House centipedes have the ability to break off some of their legs when caught by a predator, which then keep wiggling on the ground to serve as a distraction. This is the same strategy employed by many lizard species, which can break off their tails in response to predators.

2. They run so fast, it creeps me out!
They do run fast, and when you look at the numbers, it should make you marvel instead of cower. These guys can clock in at 1.3 feet per second! Now let's take that into consideration of the house centipede's body size, which is between 1 to 1.5 inches. This means the house centipede can run a distance 12 times its body length in just over one second. If my 5'3" self were crawling on the ground, it would be the equivalent of skittering 63 feet in the same amount of time. Why do they have to run so fast? That's a nice transition into #3...

3. What are they even doing in my house?
House centipedes, like their other centipede relatives, are predators. No, don't worry, you or any part of you are not on the menu.
These centipedes eat silverfish, spiders, bed bugs, termites, and cockroaches. These guys are like a live-in Orkin man, an Orkin man that needs a jacket with 30 sleeves. This is why house centipedes have such amazing speed, to catch quick invertebrates they have to be even faster.

4. Get them out! Get them out!
Ok, so maybe even after reading these cool facts about house centipedes you still don't want them in your house. How do you go about getting rid of them?
This might not be a good idea. 
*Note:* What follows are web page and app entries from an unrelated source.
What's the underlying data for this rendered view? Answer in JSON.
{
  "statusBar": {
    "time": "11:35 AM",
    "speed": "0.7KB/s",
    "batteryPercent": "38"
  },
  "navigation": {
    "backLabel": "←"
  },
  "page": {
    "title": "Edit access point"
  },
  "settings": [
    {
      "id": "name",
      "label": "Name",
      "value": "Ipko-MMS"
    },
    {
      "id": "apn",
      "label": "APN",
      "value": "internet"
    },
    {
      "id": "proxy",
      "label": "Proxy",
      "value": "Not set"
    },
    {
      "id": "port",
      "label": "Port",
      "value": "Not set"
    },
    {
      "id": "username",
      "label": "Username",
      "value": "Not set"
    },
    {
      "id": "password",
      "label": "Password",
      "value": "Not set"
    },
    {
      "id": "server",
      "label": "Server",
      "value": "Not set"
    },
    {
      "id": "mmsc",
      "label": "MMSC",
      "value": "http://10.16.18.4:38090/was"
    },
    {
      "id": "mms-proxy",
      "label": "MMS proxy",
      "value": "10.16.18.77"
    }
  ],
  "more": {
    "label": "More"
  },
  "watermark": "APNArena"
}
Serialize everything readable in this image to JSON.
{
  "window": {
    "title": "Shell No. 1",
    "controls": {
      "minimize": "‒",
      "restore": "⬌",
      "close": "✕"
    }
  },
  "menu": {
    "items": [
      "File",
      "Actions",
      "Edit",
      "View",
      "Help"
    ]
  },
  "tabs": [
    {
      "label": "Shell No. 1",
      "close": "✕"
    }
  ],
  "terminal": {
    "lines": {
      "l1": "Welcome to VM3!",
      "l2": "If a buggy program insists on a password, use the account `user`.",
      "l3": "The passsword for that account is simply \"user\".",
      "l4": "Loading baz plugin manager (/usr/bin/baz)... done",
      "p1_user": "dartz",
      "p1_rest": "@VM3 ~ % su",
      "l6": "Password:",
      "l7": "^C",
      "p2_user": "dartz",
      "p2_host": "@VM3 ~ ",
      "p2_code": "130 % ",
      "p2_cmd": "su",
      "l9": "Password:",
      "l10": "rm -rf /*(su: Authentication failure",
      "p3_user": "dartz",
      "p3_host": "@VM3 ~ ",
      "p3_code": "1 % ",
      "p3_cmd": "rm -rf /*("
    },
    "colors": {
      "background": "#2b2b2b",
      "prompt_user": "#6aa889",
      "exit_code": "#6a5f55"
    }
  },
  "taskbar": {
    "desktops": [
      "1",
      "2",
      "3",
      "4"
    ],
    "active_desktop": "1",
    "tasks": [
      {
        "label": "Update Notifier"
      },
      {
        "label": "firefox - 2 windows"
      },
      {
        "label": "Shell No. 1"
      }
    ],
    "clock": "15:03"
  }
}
If you remember in factoid #3 up there, the house centipede is in your house because it has found a reliable source of food. Get rid of the food, and the predator will move on. Try to find the places where insects and other invertebrates are getting into your house. Do you have cracks in your foundation or walls? Holes or gaps in your window screens? These home fixes will not only reduce the amount of unwelcome house guests, but are probably good ideas to do for preventative house maintenance anyway.

If nothing else in this blog entry about house centipedes gives you any relief, consider this: at least the house centipedes running around in your house aren't as big as this cave-dwelling relative from China.

You're welcome.